STOCKBRIDGE - Continuing its efforts to update the town plan, the Stockbridge Planning Commission is holding a public forum on its progress.

The forum will be held on May 14 at the Stockbridge Central School starting at 7 p.m.

"Most towns have town plans, and the state requires us to look at the plan every five years," said Bill Edgerton, the planning commission chairman. "We've surveyed the residents and held a planning forum. Now it is time to share our initial conclusions and hear what people think."

Among the findings to be discussed is a proposal prohibiting new construction of primary structures (both residential and commercial) in the town's White and Tweed River floodplains, in order to better protect lives and property.

"We had an electric generating plant on the White River until the 1920s, and a number of homes were wiped out in the 1927 flood," Edgerton said. "Then came Irene. A number of homes will be grandfathered, and agriculture will be exempt."

Other proposals are to develop more of a town center and attract some retail, eliminating the business enterprise areas on Route 107 west of the town hall, and to create a mixed-use and light industrial zone near the Advanced Animations entertainment design company on Route 107.

Edgerton said the idea behind the proposals is to create more of a sense of a community for Stockbridge, and to create some local jobs.

"There's no village center in Stockbridge," he said. "We're a commuting community.

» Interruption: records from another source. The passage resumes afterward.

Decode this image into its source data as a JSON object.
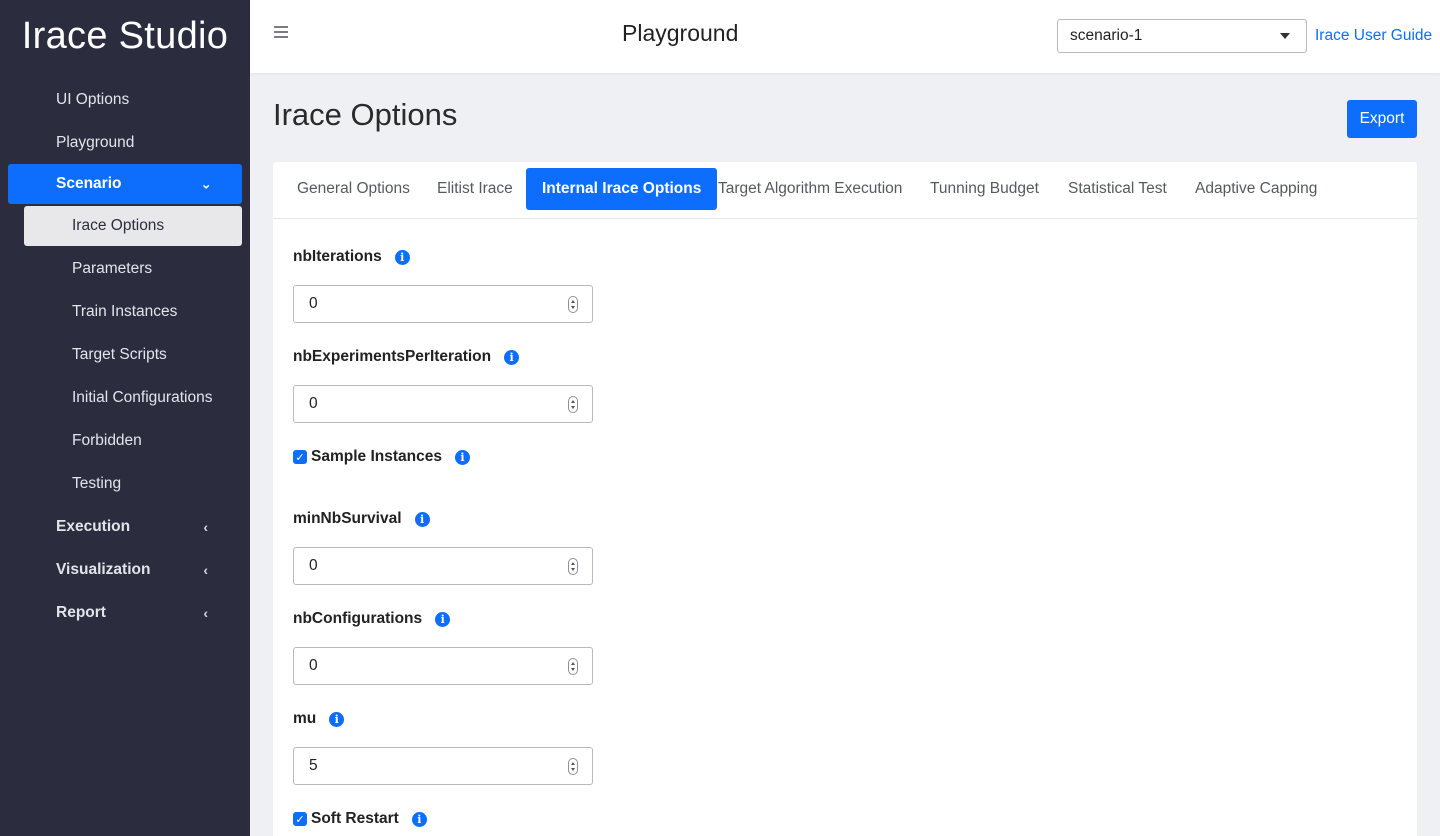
{
  "app": {
    "brand": "Irace Studio"
  },
  "topbar": {
    "title": "Playground",
    "scenario_select": {
      "value": "scenario-1"
    },
    "guide_link": "Irace User Guide"
  },
  "sidebar": {
    "items": [
      {
        "label": "UI Options"
      },
      {
        "label": "Playground"
      },
      {
        "label": "Scenario",
        "chevron": "⌄"
      },
      {
        "label": "Irace Options"
      },
      {
        "label": "Parameters"
      },
      {
        "label": "Train Instances"
      },
      {
        "label": "Target Scripts"
      },
      {
        "label": "Initial Configurations"
      },
      {
        "label": "Forbidden"
      },
      {
        "label": "Testing"
      },
      {
        "label": "Execution"
      },
      {
        "label": "Visualization"
      },
      {
        "label": "Report"
      }
    ]
  },
  "page": {
    "title": "Irace Options",
    "export_label": "Export"
  },
  "tabs": [
    {
      "label": "General Options"
    },
    {
      "label": "Elitist Irace"
    },
    {
      "label": "Internal Irace Options"
    },
    {
      "label": "Target Algorithm Execution"
    },
    {
      "label": "Tunning Budget"
    },
    {
      "label": "Statistical Test"
    },
    {
      "label": "Adaptive Capping"
    }
  ],
  "fields": {
    "nbIterations": {
      "label": "nbIterations",
      "value": "0"
    },
    "nbExperimentsPerIteration": {
      "label": "nbExperimentsPerIteration",
      "value": "0"
    },
    "sampleInstances": {
      "label": "Sample Instances",
      "checked": true
    },
    "minNbSurvival": {
      "label": "minNbSurvival",
      "value": "0"
    },
    "nbConfigurations": {
      "label": "nbConfigurations",
      "value": "0"
    },
    "mu": {
      "label": "mu",
      "value": "5"
    },
    "softRestart": {
      "label": "Soft Restart",
      "checked": true
    }
  },
  "colors": {
    "accent": "#0d6efd",
    "sidebar_bg": "#2b2d3f"
  }
}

Stockbridge residents have to go somewhere else for their jobs. We're looking for ways to create more opportunities right here."

Edgerton said Stockbridge has a lot to offer potential businesses and new residents.

"We're only eight or nine miles from Interstate 89, and we're in close proximity to Killington, and we're right on Route 100," he said.

Eliminating the business enterprise area, Edgerton said, would help preserve the area's rural character and keep a commercial strip from growing along Route 107. Another proposal bars primary retail development, except for restaurants, in the town's rural residential areas is also intended to prevent sprawl and control growth.

"We asked if any Dollar General-type stores would be welcome," Edgerton said, "and we got a loud 'no' on that one."
Edgerton said he was pleased by the strong community response the commission has received thus far.

"People are interested in their community, but other people have to ask," he said. "Here's a chance for the town to reflect what the community desires."

Once the changes are incorporated into the new town plan, Edgerton said there would be more public meetings and a revision of the local zoning by-laws. This should be done by January in time for voting in March.

"Asking these questions and gathering all this information really gets you asking what's important," he said.

Edgerton said he encourages all Stockbridge residents and property owners to attend the forum. For further information, Edgerton can be reached at 802-234-5106.